------ Material shown ------

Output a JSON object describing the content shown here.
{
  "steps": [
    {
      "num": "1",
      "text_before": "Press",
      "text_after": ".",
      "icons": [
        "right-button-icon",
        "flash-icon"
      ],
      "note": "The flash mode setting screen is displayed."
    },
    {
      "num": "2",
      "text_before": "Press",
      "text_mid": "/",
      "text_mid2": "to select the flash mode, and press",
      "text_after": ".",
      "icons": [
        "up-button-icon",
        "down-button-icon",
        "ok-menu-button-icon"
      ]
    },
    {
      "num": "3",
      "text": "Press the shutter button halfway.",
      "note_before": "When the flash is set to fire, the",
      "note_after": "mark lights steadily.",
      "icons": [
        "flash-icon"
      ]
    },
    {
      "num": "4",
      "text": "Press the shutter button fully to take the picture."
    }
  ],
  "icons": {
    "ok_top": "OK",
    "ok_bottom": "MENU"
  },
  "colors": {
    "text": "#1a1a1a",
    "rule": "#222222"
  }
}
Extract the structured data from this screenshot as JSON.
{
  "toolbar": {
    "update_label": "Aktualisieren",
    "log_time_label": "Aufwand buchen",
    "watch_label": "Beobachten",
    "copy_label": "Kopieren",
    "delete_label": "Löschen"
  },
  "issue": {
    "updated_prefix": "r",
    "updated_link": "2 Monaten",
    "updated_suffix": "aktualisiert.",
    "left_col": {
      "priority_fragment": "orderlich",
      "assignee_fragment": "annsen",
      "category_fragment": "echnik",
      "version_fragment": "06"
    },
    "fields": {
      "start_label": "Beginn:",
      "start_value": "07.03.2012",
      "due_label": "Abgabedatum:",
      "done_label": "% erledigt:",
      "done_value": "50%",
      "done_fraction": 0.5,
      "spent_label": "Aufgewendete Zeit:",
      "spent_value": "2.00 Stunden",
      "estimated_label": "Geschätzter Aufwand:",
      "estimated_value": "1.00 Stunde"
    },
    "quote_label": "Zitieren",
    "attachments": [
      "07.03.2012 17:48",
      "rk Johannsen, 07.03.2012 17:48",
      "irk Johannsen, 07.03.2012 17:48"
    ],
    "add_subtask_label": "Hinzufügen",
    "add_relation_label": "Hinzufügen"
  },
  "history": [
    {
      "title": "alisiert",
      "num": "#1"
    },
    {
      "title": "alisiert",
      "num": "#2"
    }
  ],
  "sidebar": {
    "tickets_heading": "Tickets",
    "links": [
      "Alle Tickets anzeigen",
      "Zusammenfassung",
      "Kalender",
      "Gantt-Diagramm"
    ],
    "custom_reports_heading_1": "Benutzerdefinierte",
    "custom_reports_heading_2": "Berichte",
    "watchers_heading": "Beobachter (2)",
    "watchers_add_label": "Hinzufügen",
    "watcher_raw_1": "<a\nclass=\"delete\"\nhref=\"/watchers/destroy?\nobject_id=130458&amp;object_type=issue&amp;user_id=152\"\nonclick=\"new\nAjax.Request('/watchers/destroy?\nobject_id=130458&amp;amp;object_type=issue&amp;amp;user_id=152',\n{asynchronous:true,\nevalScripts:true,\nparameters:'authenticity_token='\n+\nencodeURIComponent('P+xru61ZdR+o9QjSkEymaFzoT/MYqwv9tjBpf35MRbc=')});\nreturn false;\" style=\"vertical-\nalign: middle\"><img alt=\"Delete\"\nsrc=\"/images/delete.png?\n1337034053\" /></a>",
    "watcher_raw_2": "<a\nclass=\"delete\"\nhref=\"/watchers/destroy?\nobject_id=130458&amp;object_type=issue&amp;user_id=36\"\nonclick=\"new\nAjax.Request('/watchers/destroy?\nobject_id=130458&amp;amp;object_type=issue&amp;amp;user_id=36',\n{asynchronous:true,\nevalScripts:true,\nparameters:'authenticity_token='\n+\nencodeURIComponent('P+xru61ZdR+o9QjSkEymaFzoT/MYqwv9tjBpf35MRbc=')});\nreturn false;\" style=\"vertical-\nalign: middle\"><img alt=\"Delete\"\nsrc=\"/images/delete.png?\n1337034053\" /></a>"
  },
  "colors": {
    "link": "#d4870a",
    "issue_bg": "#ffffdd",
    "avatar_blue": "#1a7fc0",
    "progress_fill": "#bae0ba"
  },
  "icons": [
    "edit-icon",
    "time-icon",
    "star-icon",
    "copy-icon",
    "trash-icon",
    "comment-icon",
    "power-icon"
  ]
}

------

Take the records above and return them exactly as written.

Output a JSON object describing the content shown here.
{
  "steps": [
    {
      "num": "1",
      "text_before": "Press",
      "text_after": ".",
      "icons": [
        "right-button-icon",
        "flash-icon"
      ],
      "note": "The flash mode setting screen is displayed."
    },
    {
      "num": "2",
      "text_before": "Press",
      "text_mid": "/",
      "text_mid2": "to select the flash mode, and press",
      "text_after": ".",
      "icons": [
        "up-button-icon",
        "down-button-icon",
        "ok-menu-button-icon"
      ]
    },
    {
      "num": "3",
      "text": "Press the shutter button halfway.",
      "note_before": "When the flash is set to fire, the",
      "note_after": "mark lights steadily.",
      "icons": [
        "flash-icon"
      ]
    },
    {
      "num": "4",
      "text": "Press the shutter button fully to take the picture."
    }
  ],
  "icons": {
    "ok_top": "OK",
    "ok_bottom": "MENU"
  },
  "colors": {
    "text": "#1a1a1a",
    "rule": "#222222"
  }
}
Extract the structured data from this screenshot as JSON.
{
  "toolbar": {
    "update_label": "Aktualisieren",
    "log_time_label": "Aufwand buchen",
    "watch_label": "Beobachten",
    "copy_label": "Kopieren",
    "delete_label": "Löschen"
  },
  "issue": {
    "updated_prefix": "r",
    "updated_link": "2 Monaten",
    "updated_suffix": "aktualisiert.",
    "left_col": {
      "priority_fragment": "orderlich",
      "assignee_fragment": "annsen",
      "category_fragment": "echnik",
      "version_fragment": "06"
    },
    "fields": {
      "start_label": "Beginn:",
      "start_value": "07.03.2012",
      "due_label": "Abgabedatum:",
      "done_label": "% erledigt:",
      "done_value": "50%",
      "done_fraction": 0.5,
      "spent_label": "Aufgewendete Zeit:",
      "spent_value": "2.00 Stunden",
      "estimated_label": "Geschätzter Aufwand:",
      "estimated_value": "1.00 Stunde"
    },
    "quote_label": "Zitieren",
    "attachments": [
      "07.03.2012 17:48",
      "rk Johannsen, 07.03.2012 17:48",
      "irk Johannsen, 07.03.2012 17:48"
    ],
    "add_subtask_label": "Hinzufügen",
    "add_relation_label": "Hinzufügen"
  },
  "history": [
    {
      "title": "alisiert",
      "num": "#1"
    },
    {
      "title": "alisiert",
      "num": "#2"
    }
  ],
  "sidebar": {
    "tickets_heading": "Tickets",
    "links": [
      "Alle Tickets anzeigen",
      "Zusammenfassung",
      "Kalender",
      "Gantt-Diagramm"
    ],
    "custom_reports_heading_1": "Benutzerdefinierte",
    "custom_reports_heading_2": "Berichte",
    "watchers_heading": "Beobachter (2)",
    "watchers_add_label": "Hinzufügen",
    "watcher_raw_1": "<a\nclass=\"delete\"\nhref=\"/watchers/destroy?\nobject_id=130458&amp;object_type=issue&amp;user_id=152\"\nonclick=\"new\nAjax.Request('/watchers/destroy?\nobject_id=130458&amp;amp;object_type=issue&amp;amp;user_id=152',\n{asynchronous:true,\nevalScripts:true,\nparameters:'authenticity_token='\n+\nencodeURIComponent('P+xru61ZdR+o9QjSkEymaFzoT/MYqwv9tjBpf35MRbc=')});\nreturn false;\" style=\"vertical-\nalign: middle\"><img alt=\"Delete\"\nsrc=\"/images/delete.png?\n1337034053\" /></a>",
    "watcher_raw_2": "<a\nclass=\"delete\"\nhref=\"/watchers/destroy?\nobject_id=130458&amp;object_type=issue&amp;user_id=36\"\nonclick=\"new\nAjax.Request('/watchers/destroy?\nobject_id=130458&amp;amp;object_type=issue&amp;amp;user_id=36',\n{asynchronous:true,\nevalScripts:true,\nparameters:'authenticity_token='\n+\nencodeURIComponent('P+xru61ZdR+o9QjSkEymaFzoT/MYqwv9tjBpf35MRbc=')});\nreturn false;\" style=\"vertical-\nalign: middle\"><img alt=\"Delete\"\nsrc=\"/images/delete.png?\n1337034053\" /></a>"
  },
  "colors": {
    "link": "#d4870a",
    "issue_bg": "#ffffdd",
    "avatar_blue": "#1a7fc0",
    "progress_fill": "#bae0ba"
  },
  "icons": [
    "edit-icon",
    "time-icon",
    "star-icon",
    "copy-icon",
    "trash-icon",
    "comment-icon",
    "power-icon"
  ]
}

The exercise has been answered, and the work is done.